**REQUIRED ACTION:** An exact copy of every record, without the pictures, is what should come back.

**GIVEN DATA:**

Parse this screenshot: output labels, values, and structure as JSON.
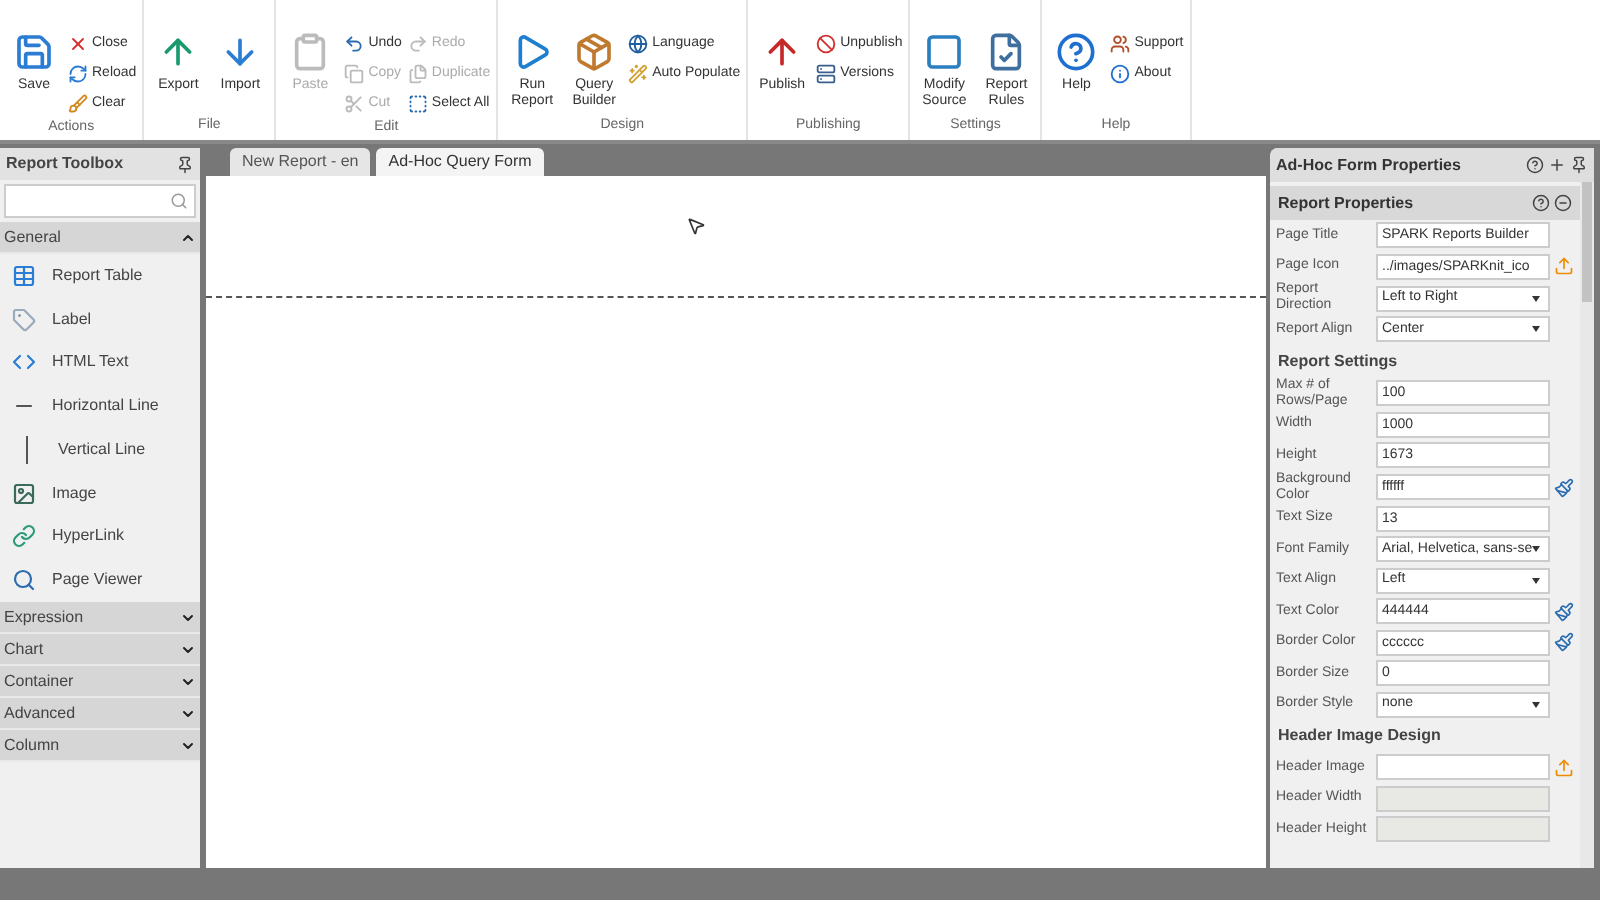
{
  "ribbon": [
    {
      "label": "Actions",
      "columns": [
        [
          {
            "kind": "large",
            "label": "Save",
            "disabled": false
          }
        ],
        [
          {
            "kind": "small",
            "label": "Close",
            "disabled": false
          },
          {
            "kind": "small",
            "label": "Reload",
            "disabled": false
          },
          {
            "kind": "small",
            "label": "Clear",
            "disabled": false
          }
        ]
      ]
    },
    {
      "label": "File",
      "columns": [
        [
          {
            "kind": "large",
            "label": "Export",
            "disabled": false
          }
        ],
        [
          {
            "kind": "large",
            "label": "Import",
            "disabled": false
          }
        ]
      ]
    },
    {
      "label": "Edit",
      "columns": [
        [
          {
            "kind": "large",
            "label": "Paste",
            "disabled": true
          }
        ],
        [
          {
            "kind": "small",
            "label": "Undo",
            "disabled": false
          },
          {
            "kind": "small",
            "label": "Copy",
            "disabled": true
          },
          {
            "kind": "small",
            "label": "Cut",
            "disabled": true
          }
        ],
        [
          {
            "kind": "small",
            "label": "Redo",
            "disabled": true
          },
          {
            "kind": "small",
            "label": "Duplicate",
            "disabled": true
          },
          {
            "kind": "small",
            "label": "Select All",
            "disabled": false
          }
        ]
      ]
    },
    {
      "label": "Design",
      "columns": [
        [
          {
            "kind": "large",
            "label": "Run Report",
            "disabled": false
          }
        ],
        [
          {
            "kind": "large",
            "label": "Query Builder",
            "disabled": false
          }
        ],
        [
          {
            "kind": "small",
            "label": "Language",
            "disabled": false
          },
          {
            "kind": "small",
            "label": "Auto Populate",
            "disabled": false
          }
        ]
      ]
    },
    {
      "label": "Publishing",
      "columns": [
        [
          {
            "kind": "large",
            "label": "Publish",
            "disabled": false
          }
        ],
        [
          {
            "kind": "small",
            "label": "Unpublish",
            "disabled": false
          },
          {
            "kind": "small",
            "label": "Versions",
            "disabled": false
          }
        ]
      ]
    },
    {
      "label": "Settings",
      "columns": [
        [
          {
            "kind": "large",
            "label": "Modify Source",
            "disabled": false
          }
        ],
        [
          {
            "kind": "large",
            "label": "Report Rules",
            "disabled": false
          }
        ]
      ]
    },
    {
      "label": "Help",
      "columns": [
        [
          {
            "kind": "large",
            "label": "Help",
            "disabled": false
          }
        ],
        [
          {
            "kind": "small",
            "label": "Support",
            "disabled": false
          },
          {
            "kind": "small",
            "label": "About",
            "disabled": false
          }
        ]
      ]
    }
  ],
  "toolbox": {
    "title": "Report Toolbox",
    "categories": [
      {
        "label": "General",
        "expanded": true,
        "items": [
          {
            "label": "Report Table"
          },
          {
            "label": "Label"
          },
          {
            "label": "HTML Text"
          },
          {
            "label": "Horizontal Line"
          },
          {
            "label": "Vertical Line"
          },
          {
            "label": "Image"
          },
          {
            "label": "HyperLink"
          },
          {
            "label": "Page Viewer"
          }
        ]
      },
      {
        "label": "Expression",
        "expanded": false
      },
      {
        "label": "Chart",
        "expanded": false
      },
      {
        "label": "Container",
        "expanded": false
      },
      {
        "label": "Advanced",
        "expanded": false
      },
      {
        "label": "Column",
        "expanded": false
      }
    ]
  },
  "tabs": [
    {
      "label": "New Report - en",
      "selected": false
    },
    {
      "label": "Ad-Hoc Query Form",
      "selected": true
    }
  ],
  "properties": {
    "title": "Ad-Hoc Form Properties",
    "section": "Report Properties",
    "rows": [
      {
        "kind": "text",
        "label": "Page Title",
        "value": "SPARK Reports Builder"
      },
      {
        "kind": "upload",
        "label": "Page Icon",
        "value": "../images/SPARKnit_ico"
      },
      {
        "kind": "select",
        "label": "Report Direction",
        "value": "Left to Right"
      },
      {
        "kind": "select",
        "label": "Report Align",
        "value": "Center"
      },
      {
        "kind": "heading",
        "label": "Report Settings"
      },
      {
        "kind": "text",
        "label": "Max # of Rows/Page",
        "value": "100"
      },
      {
        "kind": "text",
        "label": "Width",
        "value": "1000"
      },
      {
        "kind": "text",
        "label": "Height",
        "value": "1673"
      },
      {
        "kind": "color",
        "label": "Background Color",
        "value": "ffffff"
      },
      {
        "kind": "text",
        "label": "Text Size",
        "value": "13"
      },
      {
        "kind": "select",
        "label": "Font Family",
        "value": "Arial, Helvetica, sans-se"
      },
      {
        "kind": "select",
        "label": "Text Align",
        "value": "Left"
      },
      {
        "kind": "color",
        "label": "Text Color",
        "value": "444444"
      },
      {
        "kind": "color",
        "label": "Border Color",
        "value": "cccccc"
      },
      {
        "kind": "text",
        "label": "Border Size",
        "value": "0"
      },
      {
        "kind": "select",
        "label": "Border Style",
        "value": "none"
      },
      {
        "kind": "heading",
        "label": "Header Image Design"
      },
      {
        "kind": "upload",
        "label": "Header Image",
        "value": ""
      },
      {
        "kind": "disabled",
        "label": "Header Width"
      },
      {
        "kind": "disabled",
        "label": "Header Height"
      }
    ]
  }
}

**TASK OUTPUT:**
Parse this screenshot: output labels, values, and structure as JSON.
{
  "ribbon": [
    {
      "label": "Actions",
      "columns": [
        [
          {
            "kind": "large",
            "label": "Save",
            "disabled": false
          }
        ],
        [
          {
            "kind": "small",
            "label": "Close",
            "disabled": false
          },
          {
            "kind": "small",
            "label": "Reload",
            "disabled": false
          },
          {
            "kind": "small",
            "label": "Clear",
            "disabled": false
          }
        ]
      ]
    },
    {
      "label": "File",
      "columns": [
        [
          {
            "kind": "large",
            "label": "Export",
            "disabled": false
          }
        ],
        [
          {
            "kind": "large",
            "label": "Import",
            "disabled": false
          }
        ]
      ]
    },
    {
      "label": "Edit",
      "columns": [
        [
          {
            "kind": "large",
            "label": "Paste",
            "disabled": true
          }
        ],
        [
          {
            "kind": "small",
            "label": "Undo",
            "disabled": false
          },
          {
            "kind": "small",
            "label": "Copy",
            "disabled": true
          },
          {
            "kind": "small",
            "label": "Cut",
            "disabled": true
          }
        ],
        [
          {
            "kind": "small",
            "label": "Redo",
            "disabled": true
          },
          {
            "kind": "small",
            "label": "Duplicate",
            "disabled": true
          },
          {
            "kind": "small",
            "label": "Select All",
            "disabled": false
          }
        ]
      ]
    },
    {
      "label": "Design",
      "columns": [
        [
          {
            "kind": "large",
            "label": "Run Report",
            "disabled": false
          }
        ],
        [
          {
            "kind": "large",
            "label": "Query Builder",
            "disabled": false
          }
        ],
        [
          {
            "kind": "small",
            "label": "Language",
            "disabled": false
          },
          {
            "kind": "small",
            "label": "Auto Populate",
            "disabled": false
          }
        ]
      ]
    },
    {
      "label": "Publishing",
      "columns": [
        [
          {
            "kind": "large",
            "label": "Publish",
            "disabled": false
          }
        ],
        [
          {
            "kind": "small",
            "label": "Unpublish",
            "disabled": false
          },
          {
            "kind": "small",
            "label": "Versions",
            "disabled": false
          }
        ]
      ]
    },
    {
      "label": "Settings",
      "columns": [
        [
          {
            "kind": "large",
            "label": "Modify Source",
            "disabled": false
          }
        ],
        [
          {
            "kind": "large",
            "label": "Report Rules",
            "disabled": false
          }
        ]
      ]
    },
    {
      "label": "Help",
      "columns": [
        [
          {
            "kind": "large",
            "label": "Help",
            "disabled": false
          }
        ],
        [
          {
            "kind": "small",
            "label": "Support",
            "disabled": false
          },
          {
            "kind": "small",
            "label": "About",
            "disabled": false
          }
        ]
      ]
    }
  ],
  "toolbox": {
    "title": "Report Toolbox",
    "categories": [
      {
        "label": "General",
        "expanded": true,
        "items": [
          {
            "label": "Report Table"
          },
          {
            "label": "Label"
          },
          {
            "label": "HTML Text"
          },
          {
            "label": "Horizontal Line"
          },
          {
            "label": "Vertical Line"
          },
          {
            "label": "Image"
          },
          {
            "label": "HyperLink"
          },
          {
            "label": "Page Viewer"
          }
        ]
      },
      {
        "label": "Expression",
        "expanded": false
      },
      {
        "label": "Chart",
        "expanded": false
      },
      {
        "label": "Container",
        "expanded": false
      },
      {
        "label": "Advanced",
        "expanded": false
      },
      {
        "label": "Column",
        "expanded": false
      }
    ]
  },
  "tabs": [
    {
      "label": "New Report - en",
      "selected": false
    },
    {
      "label": "Ad-Hoc Query Form",
      "selected": true
    }
  ],
  "properties": {
    "title": "Ad-Hoc Form Properties",
    "section": "Report Properties",
    "rows": [
      {
        "kind": "text",
        "label": "Page Title",
        "value": "SPARK Reports Builder"
      },
      {
        "kind": "upload",
        "label": "Page Icon",
        "value": "../images/SPARKnit_ico"
      },
      {
        "kind": "select",
        "label": "Report Direction",
        "value": "Left to Right"
      },
      {
        "kind": "select",
        "label": "Report Align",
        "value": "Center"
      },
      {
        "kind": "heading",
        "label": "Report Settings"
      },
      {
        "kind": "text",
        "label": "Max # of Rows/Page",
        "value": "100"
      },
      {
        "kind": "text",
        "label": "Width",
        "value": "1000"
      },
      {
        "kind": "text",
        "label": "Height",
        "value": "1673"
      },
      {
        "kind": "color",
        "label": "Background Color",
        "value": "ffffff"
      },
      {
        "kind": "text",
        "label": "Text Size",
        "value": "13"
      },
      {
        "kind": "select",
        "label": "Font Family",
        "value": "Arial, Helvetica, sans-se"
      },
      {
        "kind": "select",
        "label": "Text Align",
        "value": "Left"
      },
      {
        "kind": "color",
        "label": "Text Color",
        "value": "444444"
      },
      {
        "kind": "color",
        "label": "Border Color",
        "value": "cccccc"
      },
      {
        "kind": "text",
        "label": "Border Size",
        "value": "0"
      },
      {
        "kind": "select",
        "label": "Border Style",
        "value": "none"
      },
      {
        "kind": "heading",
        "label": "Header Image Design"
      },
      {
        "kind": "upload",
        "label": "Header Image",
        "value": ""
      },
      {
        "kind": "disabled",
        "label": "Header Width"
      },
      {
        "kind": "disabled",
        "label": "Header Height"
      }
    ]
  }
}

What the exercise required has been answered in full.